- [Extracted information]:
————————
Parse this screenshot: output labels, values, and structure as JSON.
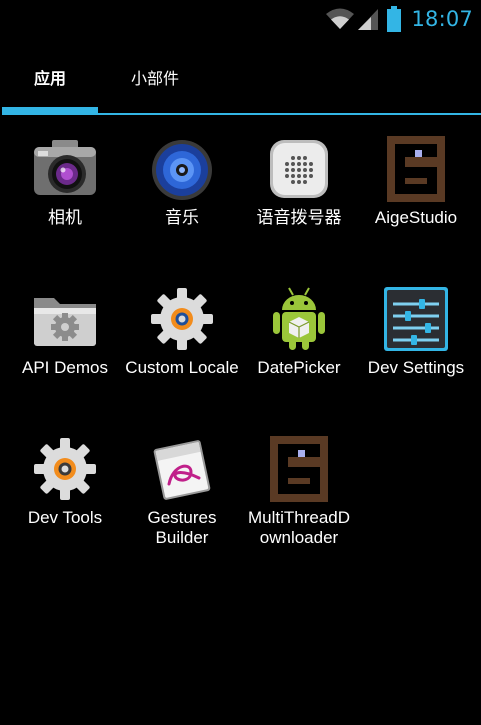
{
  "status_bar": {
    "time": "18:07",
    "accent": "#33b5e5",
    "icons": [
      "wifi-icon",
      "signal-icon",
      "battery-icon"
    ]
  },
  "tabs": [
    {
      "label": "应用",
      "selected": true
    },
    {
      "label": "小部件",
      "selected": false
    }
  ],
  "apps": [
    {
      "label": "相机",
      "icon": "camera-icon"
    },
    {
      "label": "音乐",
      "icon": "music-icon"
    },
    {
      "label": "语音拨号器",
      "icon": "voice-dialer-icon"
    },
    {
      "label": "AigeStudio",
      "icon": "aigestudio-icon"
    },
    {
      "label": "API Demos",
      "icon": "folder-gear-icon"
    },
    {
      "label": "Custom Locale",
      "icon": "gear-icon"
    },
    {
      "label": "DatePicker",
      "icon": "android-robot-icon"
    },
    {
      "label": "Dev Settings",
      "icon": "sliders-icon"
    },
    {
      "label": "Dev Tools",
      "icon": "gear-icon"
    },
    {
      "label": "Gestures Builder",
      "icon": "gesture-card-icon"
    },
    {
      "label": "MultiThreadD ownloader",
      "icon": "aigestudio-icon"
    }
  ]
}
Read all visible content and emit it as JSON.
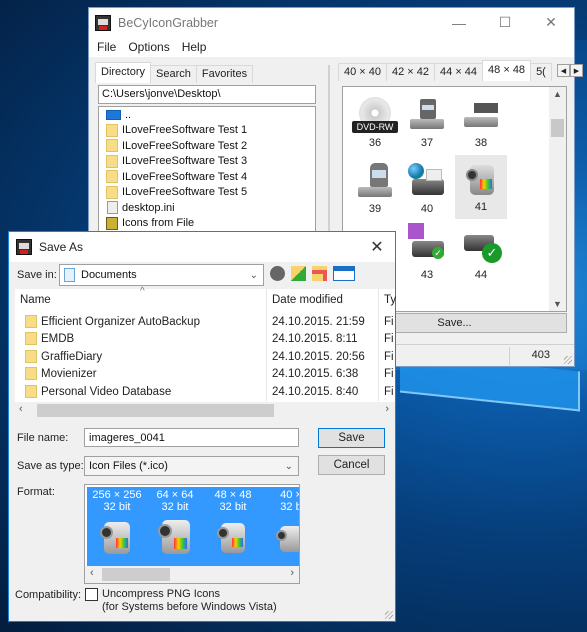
{
  "main_window": {
    "title": "BeCyIconGrabber",
    "controls": {
      "minimize": "—",
      "maximize": "☐",
      "close": "✕"
    },
    "menu": [
      "File",
      "Options",
      "Help"
    ],
    "left_tabs": [
      "Directory",
      "Search",
      "Favorites"
    ],
    "active_left_tab": "Directory",
    "path": "C:\\Users\\jonve\\Desktop\\",
    "files": [
      {
        "icon": "parent-dir",
        "label": ".."
      },
      {
        "icon": "folder",
        "label": "ILoveFreeSoftware Test 1"
      },
      {
        "icon": "folder",
        "label": "ILoveFreeSoftware Test 2"
      },
      {
        "icon": "folder",
        "label": "ILoveFreeSoftware Test 3"
      },
      {
        "icon": "folder",
        "label": "ILoveFreeSoftware Test 4"
      },
      {
        "icon": "folder",
        "label": "ILoveFreeSoftware Test 5"
      },
      {
        "icon": "ini-file",
        "label": "desktop.ini"
      },
      {
        "icon": "icons-from-file",
        "label": "Icons from File"
      }
    ],
    "size_tabs": [
      "40 × 40",
      "42 × 42",
      "44 × 44",
      "48 × 48",
      "5("
    ],
    "active_size_tab": "48 × 48",
    "icons": [
      {
        "num": "36",
        "kind": "dvd-rw",
        "badge": "DVD-RW"
      },
      {
        "num": "37",
        "kind": "drive-sd"
      },
      {
        "num": "38",
        "kind": "drive-tape"
      },
      {
        "num": "39",
        "kind": "drive-card"
      },
      {
        "num": "40",
        "kind": "network-printer"
      },
      {
        "num": "41",
        "kind": "camcorder",
        "selected": true
      },
      {
        "num": "43",
        "kind": "printer-floppy-check"
      },
      {
        "num": "44",
        "kind": "printer-check"
      }
    ],
    "save_button": "Save...",
    "status_count": "403"
  },
  "dialog": {
    "title": "Save As",
    "save_in_label": "Save in:",
    "save_in_value": "Documents",
    "columns": [
      "Name",
      "Date modified",
      "Ty"
    ],
    "rows": [
      {
        "name": "Efficient Organizer AutoBackup",
        "date": "24.10.2015. 21:59",
        "type": "Fi"
      },
      {
        "name": "EMDB",
        "date": "24.10.2015. 8:11",
        "type": "Fi"
      },
      {
        "name": "GraffieDiary",
        "date": "24.10.2015. 20:56",
        "type": "Fi"
      },
      {
        "name": "Movienizer",
        "date": "24.10.2015. 6:38",
        "type": "Fi"
      },
      {
        "name": "Personal Video Database",
        "date": "24.10.2015. 8:40",
        "type": "Fi"
      }
    ],
    "file_name_label": "File name:",
    "file_name_value": "imageres_0041",
    "save_as_type_label": "Save as type:",
    "save_as_type_value": "Icon Files (*.ico)",
    "save_button": "Save",
    "cancel_button": "Cancel",
    "format_label": "Format:",
    "formats": [
      {
        "size": "256 × 256",
        "depth": "32 bit"
      },
      {
        "size": "64 × 64",
        "depth": "32 bit"
      },
      {
        "size": "48 × 48",
        "depth": "32 bit"
      },
      {
        "size": "40 ×",
        "depth": "32 b"
      }
    ],
    "compatibility_label": "Compatibility:",
    "compat_checkbox_checked": false,
    "compat_line1": "Uncompress PNG Icons",
    "compat_line2": "(for Systems before Windows Vista)"
  }
}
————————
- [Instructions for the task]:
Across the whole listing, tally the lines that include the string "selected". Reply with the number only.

- [Your response]:
3